While there’s every chance that even the biggest fans of Norwegian Cruise Line don’t know the name Knut Kloster, they might still want to take a moment of silence in his honor.
Although Kloster passed away this week, the legacy of the 91-year-old — who helped found Norwegian and changed the face of modern cruising forever — will live on.
The Cruise Connection You Probably Never Knew Existed
Kloster was a third-generation shipping magnate, his family specializing in cargo ships and tankers until, upon his father’s passing, Knut decided to roll the dice by taking the company in a whole new direction.
By 1966, he’d introduced the world to MS Sunward, a revolutionary concept which combined the best of both worlds where ferry boats and passenger ships were combined. Featuring sleeping quarters for 500 passengers, a nightclub and a theater, the ship was quite successful up until the point where international travel restrictions and geopolitical disputes wound up shutting things down.
And then fate, as often happens, intervened: Another shipping magnate, Ted Arison Sr., reached out to Kloster with a wild idea: that he bring the Sunward to Miami. Thus was born the Norwegian Caribbean Line, or what is now known as Norwegian Cruise Line.
While the partnership between the two men would soon end — with Arison, of course, eventually going on to found Carnival Cruise Line — the coming together of these two men would eventually lead to the kinds of innovations which both lines have been known forever since.
Before long, the ships would stop carrying cars in favor of more staterooms, and marketing campaigns would be built around the idea of cruising is not only a unique vacation, but an unsurpassed value.
Seeing Cruise Ships as More Than Simply a Vacation Vehicle
Kloster was also known as a humanitarian who looked to have a positive impact on the Caribbean communities which his line’s ships would call upon. As reported by Maritime Executive in 2017, Kloster pushed the notion of “cruise ships as the nexus for establishing communications” between their passengers and crews and the people living in the ports they visited.
It was also under Kloster that in 1979, NCL purchased the SS France, now recognized as the first “megaship.”
Ironically, that ship — which would sail as Norway for NCL — carried only 2,000 passengers. And while that number was stunning at the time, it is dwarfed by many modern ships, including NCL’s newest ship, the Norwegian Encore, which carries twice that number.

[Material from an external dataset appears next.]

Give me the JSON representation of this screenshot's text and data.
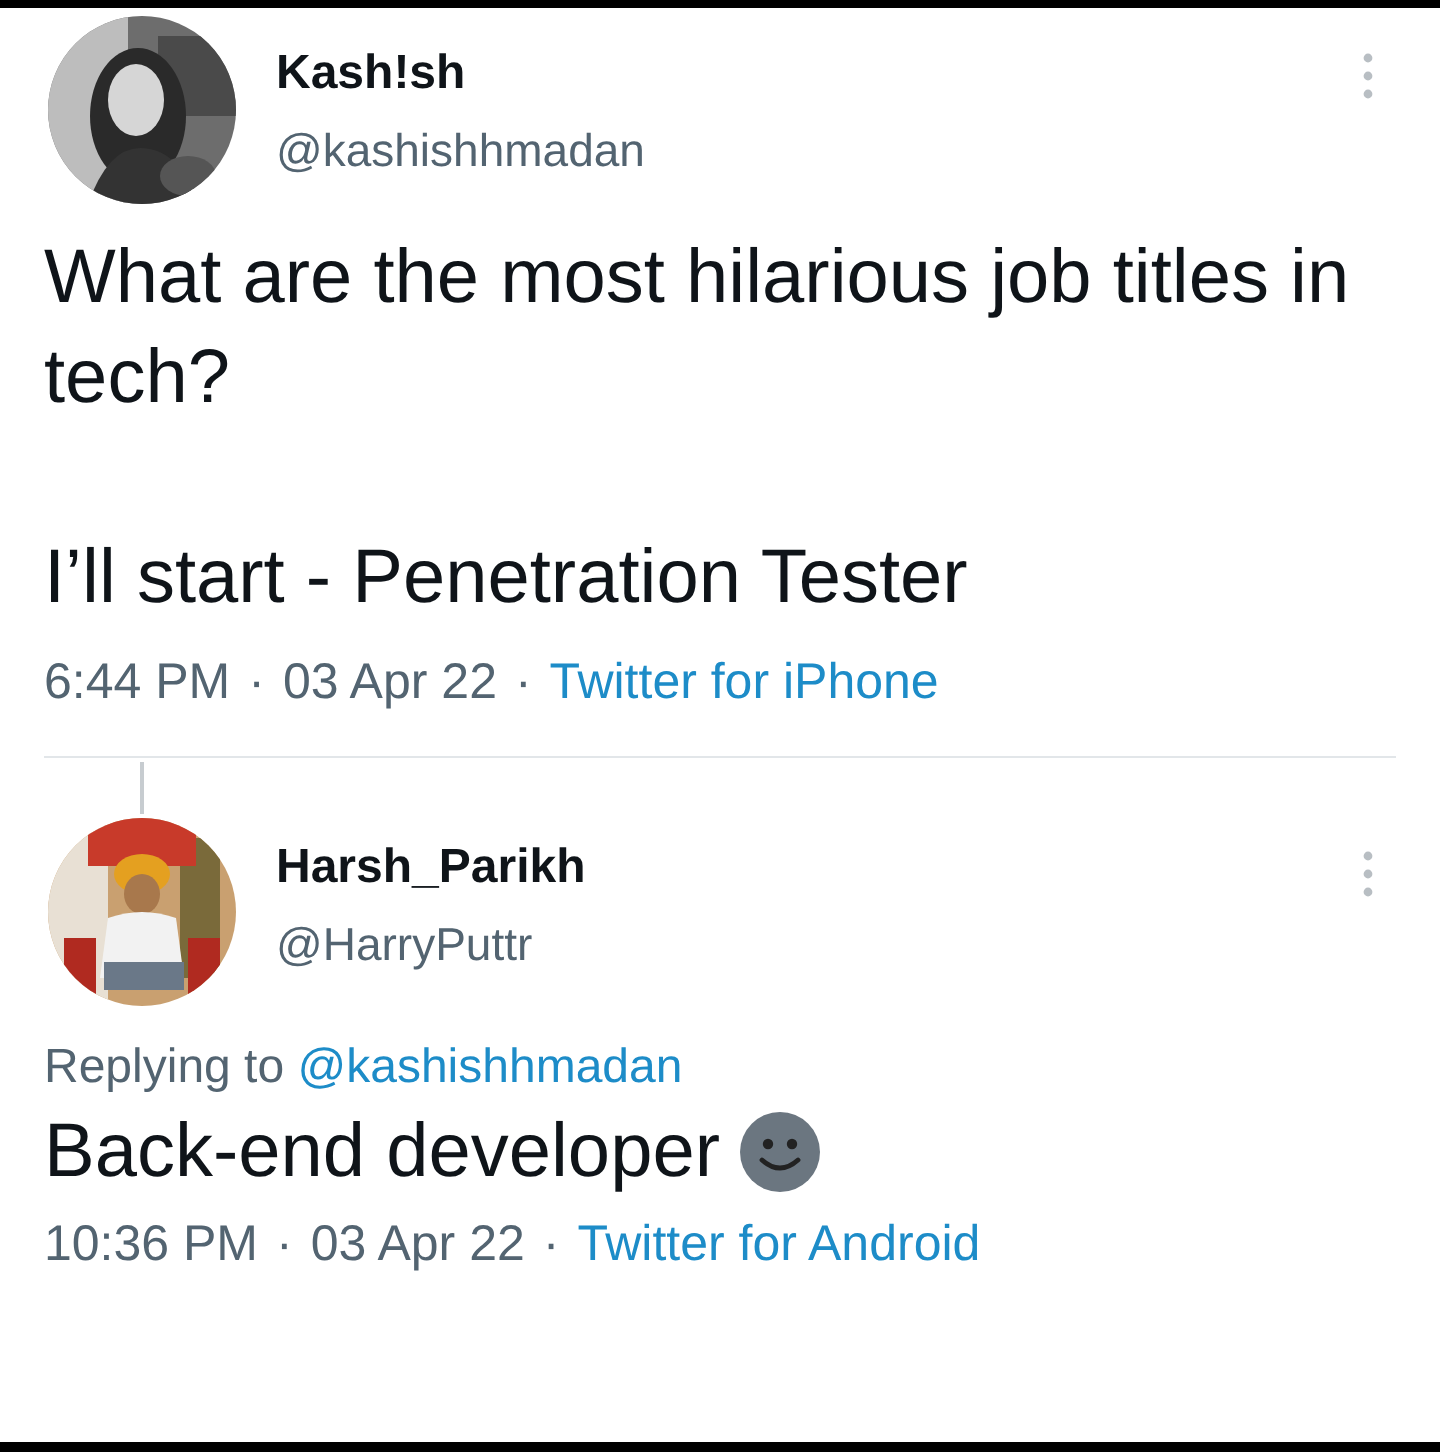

Even after stepping back from the operations at Norwegian Cruise Line, Kloster remained an innovator. By the 1980s, he was envisioning a ship — to be known as The Phoenix — which could carry over 5,000 guests. But as often happens with true visionaries, his plans were ahead of their time, scaring off both shipyards and potential investors.
Now, of course, ships of that size are not only in existence, but becoming the norm. Like so many other things we take for granted as cruisers — from private islands to land-sea combo tours — it was the mind of Knut Kloster in which the ideas first took root.
So it is only appropriate that the next time you board a ship — whether in the Norwegian Cruise Line fleet or any other — that you take a moment and perhaps raise a glass to one of the innovators who made all we now know possible.